Curious about caterwauling or are you already familiar with the eerie sound emanating from your favorite furry friend?
For those who have never heard it, caterwauling is a high-pitched, melodic and drawn-out “YOWL” that, once experienced, is seldom forgotten. Consider then, the paws-ible reasons behind it and how you can help remedy the situation.
- Cats caterwaul when they’re in pain: Famous for hiding their pain, felines who caterwaul, seemingly for no apparent reason, are sending you a clear message — of distress. This merits an immediate visit to your vet to either uncover or rule out a possible medical reason behind it. Remember too that cats of all ages can develop kidney disease and an overactive thyroid — both potential reasons for overly excessive vocalizations, including caterwauling.
- Cats caterwaul to signal their need to breed. Cats who are neither spayed nor neutered are notorious for their caterwauling. Intact females in heat will caterwaul to attract a male while intact males will caterwaul when they know a female is in heat. The best, most responsible way to prevent this and, at the same time, assist in controlling the problem of cat overpopulation is by always spaying and neutering your pets.

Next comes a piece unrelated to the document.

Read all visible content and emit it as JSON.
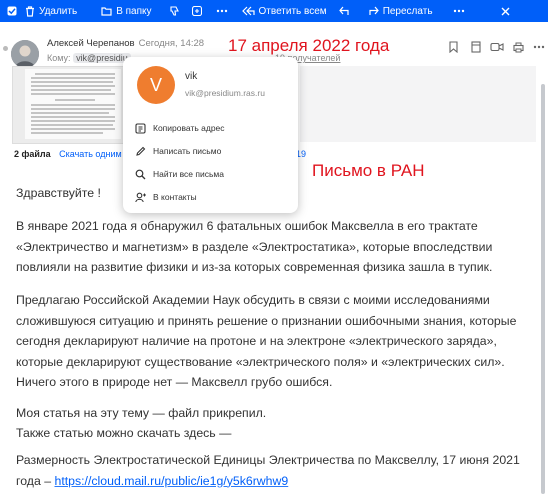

- Cats caterwaul to alert their owners to outside activities. Curious about everything they see, cats “sound the alarm” whenever they spot something either intriguing or disturbing outside a window. From birds and squirrels to mail carriers and fast food deliveries, their greatest concern is the sight of another cat perched on what they consider their territory. The easiest way to eliminate the source of your cat’s agitation is by closing the offending window, blind or curtain to restrict her view of the “interloper,” and provide her with an alternative form of entertainment (a window with an obstructed view works just as well).
- Cats caterwaul when they feel vulnerable or insecure. Some cats feel especially anxious without the reassuring presence of their owners – whether they leave the house or simply leave the room. Feeling abandoned, these cats will express their anxiety by caterwauling. This insecurity may also manifest itself when visitors come to call or when their family moves. If your cat is susceptible to such anxiety, make certain to anticipate her reaction ahead of time and reassure her that she is safe and sound. Shower her with extra affection, cuddles and pets, and take her to bed with you at night as proof that you haven’t left her alone.
- Cats caterwaul when they’re disoriented. The older cats get, the more prone they are to changes in their cognitive functioning. According to the ASPCA, feline cognitive dysfunction (FCD) or cat dementia, affects over 55 percent of cats between the ages of 11 and 15, and over 80 percent of cats between the ages of 16 and 20. Since caterwauling can be one of the many symptoms associated with FCD, it’s vital for you, as a cat owner, to familiarize yourself with all of the symptoms in your senior cat so that you can both cope with and comfort the kitty you cherish.
Once again, as a concerned pet parent, you should share those concerns with your vet. They may recommend pheromone or drug therapy (the use of feline pheromone sprays or diffusers in areas where your cat spends most of her time may reduce her anxiety), while anti-anxiety medication may help reduce your cat’s excessive vocalizations. You can also seek the advice of a Certified Applied Animal Behaviorist or a veterinary behaviorist.